x
Breaking News
More () »

New 'Destructive' severe thunderstorm warning will trigger WEA on mobile phones

Not all severe thunderstorms are the same, but damage can be life-threatening. The National Weather Service is rolling out a new way to convey the impact.
Credit: WZDX Weather

HUNTSVILLE, Ala. — Severe thunderstorms happen quite frequently in the Tennessee Valley, so you know not one severe thunderstorm is like the other. This can cause issues with conveying how much of an impact one storm will have on your property.  

Our WZDX/FOX54 meteorologists and the National Weather Services are always trying to come up with better ways to communicate the severity of a storm to you.  

Starting July 28, the National Weather Service will roll out a new way to describe a severe thunderstorm.
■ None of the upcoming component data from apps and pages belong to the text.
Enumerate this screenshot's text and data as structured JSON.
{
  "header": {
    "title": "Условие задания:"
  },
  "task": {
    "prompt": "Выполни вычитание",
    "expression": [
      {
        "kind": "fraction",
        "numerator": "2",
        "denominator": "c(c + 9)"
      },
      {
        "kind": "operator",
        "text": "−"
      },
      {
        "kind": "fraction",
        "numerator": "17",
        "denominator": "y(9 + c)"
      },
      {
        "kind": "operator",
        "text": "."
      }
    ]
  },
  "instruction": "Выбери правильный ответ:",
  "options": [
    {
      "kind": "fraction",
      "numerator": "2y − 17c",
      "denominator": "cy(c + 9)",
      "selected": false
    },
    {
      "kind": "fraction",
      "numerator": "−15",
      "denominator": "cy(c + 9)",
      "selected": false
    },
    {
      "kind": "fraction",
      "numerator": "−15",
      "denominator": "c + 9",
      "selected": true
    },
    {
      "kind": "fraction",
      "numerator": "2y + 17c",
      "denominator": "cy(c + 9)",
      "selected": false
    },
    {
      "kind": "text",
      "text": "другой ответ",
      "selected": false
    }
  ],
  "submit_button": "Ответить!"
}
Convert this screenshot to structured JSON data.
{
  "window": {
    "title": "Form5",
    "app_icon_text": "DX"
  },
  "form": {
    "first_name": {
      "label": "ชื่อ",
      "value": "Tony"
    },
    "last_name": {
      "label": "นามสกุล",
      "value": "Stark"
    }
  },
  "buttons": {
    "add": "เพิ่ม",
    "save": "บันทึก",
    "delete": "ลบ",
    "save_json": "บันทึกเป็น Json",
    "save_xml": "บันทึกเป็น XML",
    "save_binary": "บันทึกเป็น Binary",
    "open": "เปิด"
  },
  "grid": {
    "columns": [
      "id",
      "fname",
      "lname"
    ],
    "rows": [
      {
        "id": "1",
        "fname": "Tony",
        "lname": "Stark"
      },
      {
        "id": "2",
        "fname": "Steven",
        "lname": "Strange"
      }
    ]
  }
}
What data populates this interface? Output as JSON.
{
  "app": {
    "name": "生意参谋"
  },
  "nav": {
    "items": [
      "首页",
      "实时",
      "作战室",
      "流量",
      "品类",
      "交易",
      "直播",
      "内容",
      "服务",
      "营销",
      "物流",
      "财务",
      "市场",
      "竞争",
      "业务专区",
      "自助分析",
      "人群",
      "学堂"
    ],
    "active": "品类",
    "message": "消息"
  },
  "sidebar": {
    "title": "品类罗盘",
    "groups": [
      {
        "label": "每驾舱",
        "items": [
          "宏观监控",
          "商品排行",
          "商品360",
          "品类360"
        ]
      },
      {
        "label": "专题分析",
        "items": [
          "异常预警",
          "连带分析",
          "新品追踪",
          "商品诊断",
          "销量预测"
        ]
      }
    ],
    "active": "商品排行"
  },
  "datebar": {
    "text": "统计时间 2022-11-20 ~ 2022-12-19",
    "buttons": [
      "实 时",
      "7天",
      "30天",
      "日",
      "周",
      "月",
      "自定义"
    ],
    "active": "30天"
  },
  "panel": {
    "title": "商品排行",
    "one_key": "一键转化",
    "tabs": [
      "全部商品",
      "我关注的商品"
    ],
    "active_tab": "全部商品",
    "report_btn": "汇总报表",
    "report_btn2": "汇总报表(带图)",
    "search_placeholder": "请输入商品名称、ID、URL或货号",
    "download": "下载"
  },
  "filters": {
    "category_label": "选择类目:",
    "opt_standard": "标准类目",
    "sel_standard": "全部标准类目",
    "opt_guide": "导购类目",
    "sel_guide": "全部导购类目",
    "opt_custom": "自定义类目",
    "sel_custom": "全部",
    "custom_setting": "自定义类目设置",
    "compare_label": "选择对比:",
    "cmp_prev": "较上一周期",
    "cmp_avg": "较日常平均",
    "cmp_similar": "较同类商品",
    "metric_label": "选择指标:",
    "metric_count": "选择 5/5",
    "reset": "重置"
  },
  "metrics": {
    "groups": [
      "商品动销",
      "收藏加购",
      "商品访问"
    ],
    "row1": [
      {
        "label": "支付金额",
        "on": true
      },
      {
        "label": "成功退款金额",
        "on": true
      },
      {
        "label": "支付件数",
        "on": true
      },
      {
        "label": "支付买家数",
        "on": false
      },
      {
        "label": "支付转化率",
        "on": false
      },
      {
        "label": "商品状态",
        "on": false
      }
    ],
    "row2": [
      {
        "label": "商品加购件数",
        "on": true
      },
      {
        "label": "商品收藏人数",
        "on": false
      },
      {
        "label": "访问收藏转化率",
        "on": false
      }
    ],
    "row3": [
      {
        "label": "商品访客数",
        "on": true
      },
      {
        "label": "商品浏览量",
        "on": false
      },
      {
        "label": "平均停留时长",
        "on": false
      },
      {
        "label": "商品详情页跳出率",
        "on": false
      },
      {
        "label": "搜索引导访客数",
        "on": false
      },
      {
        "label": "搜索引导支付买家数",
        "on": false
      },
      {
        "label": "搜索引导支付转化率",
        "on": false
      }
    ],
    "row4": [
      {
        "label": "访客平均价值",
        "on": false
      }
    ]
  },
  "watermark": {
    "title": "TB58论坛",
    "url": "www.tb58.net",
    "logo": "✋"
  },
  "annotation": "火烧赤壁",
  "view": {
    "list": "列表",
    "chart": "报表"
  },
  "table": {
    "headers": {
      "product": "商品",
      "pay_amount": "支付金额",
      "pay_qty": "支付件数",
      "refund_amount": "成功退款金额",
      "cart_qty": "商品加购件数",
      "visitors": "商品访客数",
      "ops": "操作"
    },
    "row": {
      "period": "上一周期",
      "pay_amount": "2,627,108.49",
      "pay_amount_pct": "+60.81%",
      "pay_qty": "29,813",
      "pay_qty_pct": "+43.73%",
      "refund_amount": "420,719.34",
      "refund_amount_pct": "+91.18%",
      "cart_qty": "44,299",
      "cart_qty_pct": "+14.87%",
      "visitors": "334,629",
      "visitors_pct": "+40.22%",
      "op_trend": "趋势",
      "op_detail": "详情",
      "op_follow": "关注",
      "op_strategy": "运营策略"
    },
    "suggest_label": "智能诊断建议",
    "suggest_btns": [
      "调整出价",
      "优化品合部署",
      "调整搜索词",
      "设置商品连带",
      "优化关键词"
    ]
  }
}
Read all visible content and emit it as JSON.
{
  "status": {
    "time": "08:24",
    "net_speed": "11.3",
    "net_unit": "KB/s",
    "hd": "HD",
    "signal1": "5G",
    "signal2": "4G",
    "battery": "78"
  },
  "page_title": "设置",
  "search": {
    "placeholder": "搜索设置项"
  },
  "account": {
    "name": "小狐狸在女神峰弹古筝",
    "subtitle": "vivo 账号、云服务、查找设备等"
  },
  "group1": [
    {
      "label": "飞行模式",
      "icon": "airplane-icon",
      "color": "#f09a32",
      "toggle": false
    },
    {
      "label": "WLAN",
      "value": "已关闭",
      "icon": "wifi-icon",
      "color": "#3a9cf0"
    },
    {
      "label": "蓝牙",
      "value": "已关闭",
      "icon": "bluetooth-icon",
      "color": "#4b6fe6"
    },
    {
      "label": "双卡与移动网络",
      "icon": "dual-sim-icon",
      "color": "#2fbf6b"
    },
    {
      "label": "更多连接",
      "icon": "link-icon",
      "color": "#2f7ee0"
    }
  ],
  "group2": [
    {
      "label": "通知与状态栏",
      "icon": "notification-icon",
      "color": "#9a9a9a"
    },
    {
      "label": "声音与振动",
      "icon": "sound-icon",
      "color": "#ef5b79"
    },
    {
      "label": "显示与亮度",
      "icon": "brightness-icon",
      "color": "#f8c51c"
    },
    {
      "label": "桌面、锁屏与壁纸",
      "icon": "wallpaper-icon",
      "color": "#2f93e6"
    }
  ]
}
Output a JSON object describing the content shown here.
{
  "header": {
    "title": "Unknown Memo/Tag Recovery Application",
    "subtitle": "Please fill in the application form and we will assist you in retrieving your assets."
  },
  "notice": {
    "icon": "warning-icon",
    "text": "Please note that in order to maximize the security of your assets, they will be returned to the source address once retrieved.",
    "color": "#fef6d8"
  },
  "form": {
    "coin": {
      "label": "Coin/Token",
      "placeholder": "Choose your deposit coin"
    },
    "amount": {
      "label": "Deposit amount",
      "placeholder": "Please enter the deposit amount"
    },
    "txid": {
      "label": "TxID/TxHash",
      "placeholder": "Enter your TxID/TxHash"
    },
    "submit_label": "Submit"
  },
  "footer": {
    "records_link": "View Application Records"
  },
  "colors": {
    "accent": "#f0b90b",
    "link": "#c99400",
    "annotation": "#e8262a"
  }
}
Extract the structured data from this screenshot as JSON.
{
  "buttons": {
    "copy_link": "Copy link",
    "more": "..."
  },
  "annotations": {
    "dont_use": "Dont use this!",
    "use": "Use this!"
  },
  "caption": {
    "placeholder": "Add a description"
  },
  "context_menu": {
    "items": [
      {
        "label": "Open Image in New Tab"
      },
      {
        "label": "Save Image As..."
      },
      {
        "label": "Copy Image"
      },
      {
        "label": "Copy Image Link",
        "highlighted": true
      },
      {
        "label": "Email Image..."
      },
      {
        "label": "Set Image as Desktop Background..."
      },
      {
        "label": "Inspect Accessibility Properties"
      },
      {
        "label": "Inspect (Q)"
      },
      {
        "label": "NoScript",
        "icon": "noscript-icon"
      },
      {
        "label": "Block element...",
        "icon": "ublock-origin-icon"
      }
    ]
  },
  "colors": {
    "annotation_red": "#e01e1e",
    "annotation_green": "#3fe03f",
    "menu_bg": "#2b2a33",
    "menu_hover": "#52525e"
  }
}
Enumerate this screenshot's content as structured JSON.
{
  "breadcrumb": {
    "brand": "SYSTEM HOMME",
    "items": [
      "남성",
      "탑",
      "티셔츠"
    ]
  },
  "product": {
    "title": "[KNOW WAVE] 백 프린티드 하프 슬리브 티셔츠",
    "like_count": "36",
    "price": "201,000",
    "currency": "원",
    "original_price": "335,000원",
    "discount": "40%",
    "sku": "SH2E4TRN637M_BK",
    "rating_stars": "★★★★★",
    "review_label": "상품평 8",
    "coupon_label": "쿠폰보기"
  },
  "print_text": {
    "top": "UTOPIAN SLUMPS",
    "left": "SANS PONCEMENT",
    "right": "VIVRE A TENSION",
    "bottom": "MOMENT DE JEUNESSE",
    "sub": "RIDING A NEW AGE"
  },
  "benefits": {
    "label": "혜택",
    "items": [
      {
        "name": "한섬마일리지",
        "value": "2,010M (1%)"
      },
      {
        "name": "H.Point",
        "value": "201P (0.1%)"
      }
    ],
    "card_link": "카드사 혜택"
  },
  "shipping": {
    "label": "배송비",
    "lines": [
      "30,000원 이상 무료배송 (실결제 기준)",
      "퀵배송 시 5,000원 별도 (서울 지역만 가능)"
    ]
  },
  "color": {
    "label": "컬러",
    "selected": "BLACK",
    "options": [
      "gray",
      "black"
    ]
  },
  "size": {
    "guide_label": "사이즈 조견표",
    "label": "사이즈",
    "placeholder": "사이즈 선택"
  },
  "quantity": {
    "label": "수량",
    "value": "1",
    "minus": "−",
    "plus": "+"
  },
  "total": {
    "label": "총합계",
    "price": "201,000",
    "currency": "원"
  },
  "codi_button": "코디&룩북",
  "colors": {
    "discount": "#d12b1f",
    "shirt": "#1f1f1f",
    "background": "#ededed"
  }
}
You will still get a Severe Thunderstorm Warning, but within the warning there will be a breakdown of the damage threat.  This will help to distinguish between a high-impact and a low-impact event, according to the National Weather Service. 

The categories are:

                                                               

  • Baseline
  • Considerable
  • Destructive

                                                              

A destructive damage threat will automatically activate a Wireless Emergency Alert (WEA) on smartphones in the warned area.

What Do The Damage Threats Mean?

Credit: WZDX Weather

Baseline

This is unchanged from a normal severe thunderstorm warning. Quarter-size hail (1.00" in diameter) and/or 58 mph thunderstorm winds are associated with this level, which will not activate a WEA. When no damage threat tag is present, damage is expected to be at the base level.

Considerable

This criteria is at least golf ball-sized hail (1.75" in diameter) and/or 70 mph thunderstorm winds. This will also not activate a WEA.

Destructive

The criteria for this damage threat is baseball-sized hail (2.75" in diameter) and/or 80 mph thunderstorm winds. This is the only category that will activate the WEA on smartphones in the warned area. 

The National Weather Services says, on average, only 10% of all severe thunderstorms reach the destructive category level each year, nationwide.

When you would most likely see this damage threat level would be during a damaging wind event like derechos or more intense thunderstorms like "supercell" storms that can produce some very large hail.  

The reason for this change is to have a better way to convey to the public when there is an urgent need for action, according to the National Weather Service.

Make sure to know how to stay safe in a severe thunderstorm by knowing where do you go before, during and after a severe storm in your area.